By Caleb Slinkard
The Commerce Journal
Have you ever heard of “The Hunger Games?” If you haven’t, you’ve been living under a rock for the past few months, or at least haven’t spent much time plopped in front of the television. Here’s a brief overview:
The Hunger Games is a trilogy by Suzanne Collins that consists of the Hunger Games, Catching Fire and Mockingjay.
I have read none of these books, partially because they’re young adult fiction and partially because I simply don’t have the time, but most of my friends have, so I’ve gotten a piecemeal explanation of their contents.
All three books were bestsellers, and their enormous popularity among both teenagers and adults has sparked a film adaptation directed by Gary Ross, who also directed “Seabiscuit.” The first movie will release this Friday.
Now, major film franchises based on enormously popular young adult fiction are nothing new to the 21st century (i.e., Twilight and Harry Potter), and they are often criticized by the segment of the population that wants nothing to do with them.
Like I said before, I haven’t read any of these books. I doubt I’ll see the movie, since I don’t really see that many movies in the theater, but I will say this: I’m glad it’s coming out.
This may come as surprise to those of you who have read my previous column “Exploring the science of good taste,” in which I basically said that critics opinions on the value of art are the most important ones.
But I’m glad the Hunger Games trilogy was so popular that its spawned a movie franchise for an entirely different reason.
I have no idea whether they’re well-written (I kind of doubt it), but I am glad they’re getting people to read.
While people may criticise the Harry Potter or Twilight franchise for a variety of reasons, these books helped get millions of young readers, many who detest the books they’re forced to read in school, to actually get excited about books.
Now maybe these readers will simply go from one young adult fiction novel to another, but the fact that they’re reading is fantastic.
There’s a wealth of great literature out there, but much of it is daunting to many youth who are more used to being entertained and educated through more interactive mediums like television or the internet.
Perhaps many of the Hunger Games readers will never graduate to more advanced and meaningful literature.
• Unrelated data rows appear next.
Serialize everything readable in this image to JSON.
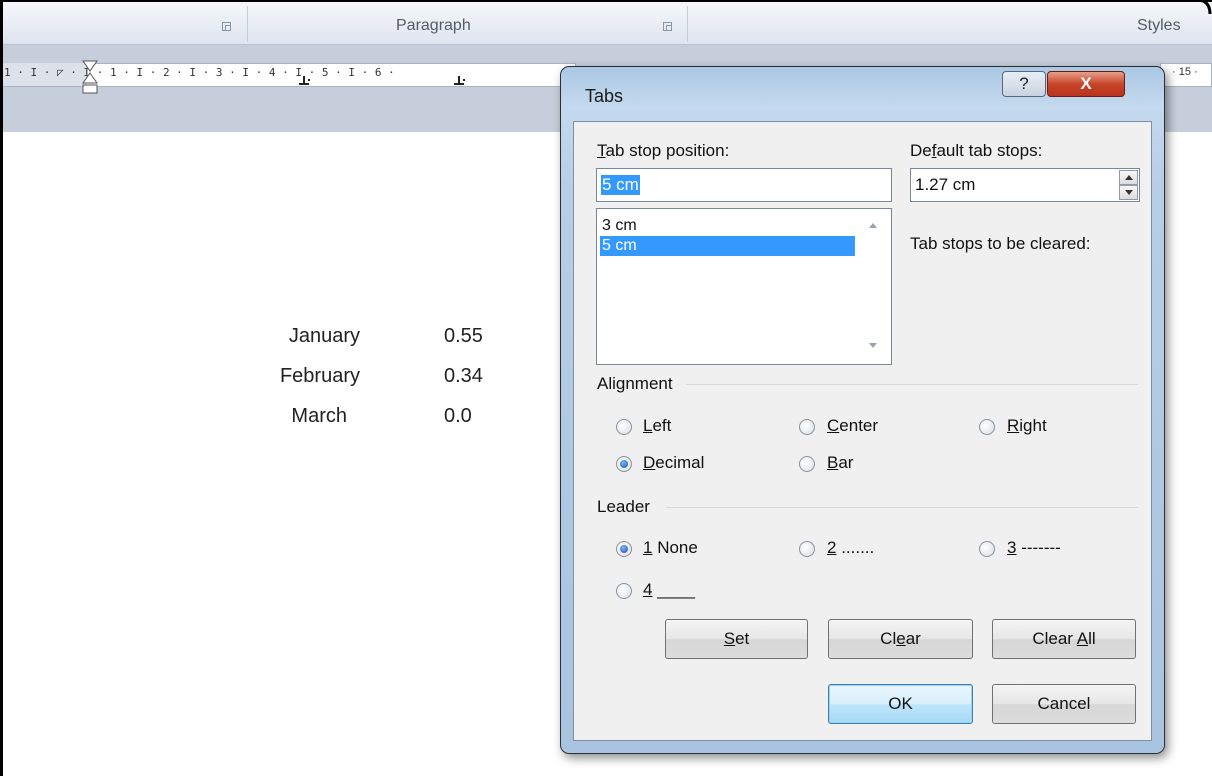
{
  "ribbon": {
    "paragraph_label": "Paragraph",
    "styles_label": "Styles"
  },
  "ruler": {
    "text": "1 · I · ◸ · I · 1 · I · 2 · I · 3 · I · 4 · I · 5 · I · 6 ·",
    "right_text": "· 15 ·"
  },
  "document": {
    "rows": [
      {
        "month": "January",
        "value": "0.55"
      },
      {
        "month": "February",
        "value": "0.34"
      },
      {
        "month": "March",
        "value": "0.0"
      }
    ]
  },
  "dialog": {
    "title": "Tabs",
    "help_label": "?",
    "close_label": "X",
    "tab_stop_position_label_u": "T",
    "tab_stop_position_label_rest": "ab stop position:",
    "tab_stop_position_value": "5 cm",
    "tab_stops_list": [
      "3 cm",
      "5 cm"
    ],
    "selected_list_item": "5 cm",
    "default_tab_stops_label_pre": "De",
    "default_tab_stops_label_u": "f",
    "default_tab_stops_label_post": "ault tab stops:",
    "default_tab_stops_value": "1.27 cm",
    "tab_stops_cleared_label": "Tab stops to be cleared:",
    "alignment_label": "Alignment",
    "alignment_options": [
      {
        "u": "L",
        "rest": "eft",
        "checked": false
      },
      {
        "u": "C",
        "rest": "enter",
        "checked": false
      },
      {
        "u": "R",
        "rest": "ight",
        "checked": false
      },
      {
        "u": "D",
        "rest": "ecimal",
        "checked": true
      },
      {
        "u": "B",
        "rest": "ar",
        "checked": false
      }
    ],
    "leader_label": "Leader",
    "leader_options": [
      {
        "u": "1",
        "rest": " None",
        "checked": true
      },
      {
        "u": "2",
        "rest": " .......",
        "checked": false
      },
      {
        "u": "3",
        "rest": " -------",
        "checked": false
      },
      {
        "u": "4",
        "rest": " ____",
        "checked": false
      }
    ],
    "set_button_u": "S",
    "set_button_rest": "et",
    "clear_button_pre": "Cl",
    "clear_button_u": "e",
    "clear_button_post": "ar",
    "clear_all_button_pre": "Clear ",
    "clear_all_button_u": "A",
    "clear_all_button_post": "ll",
    "ok_button": "OK",
    "cancel_button": "Cancel"
  }
}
But it certainly can’t hurt.
Seeing today’s youth take a break from our laptops, iPhones and television screens to crack open a book is a great thing.
I’d love to see it more often.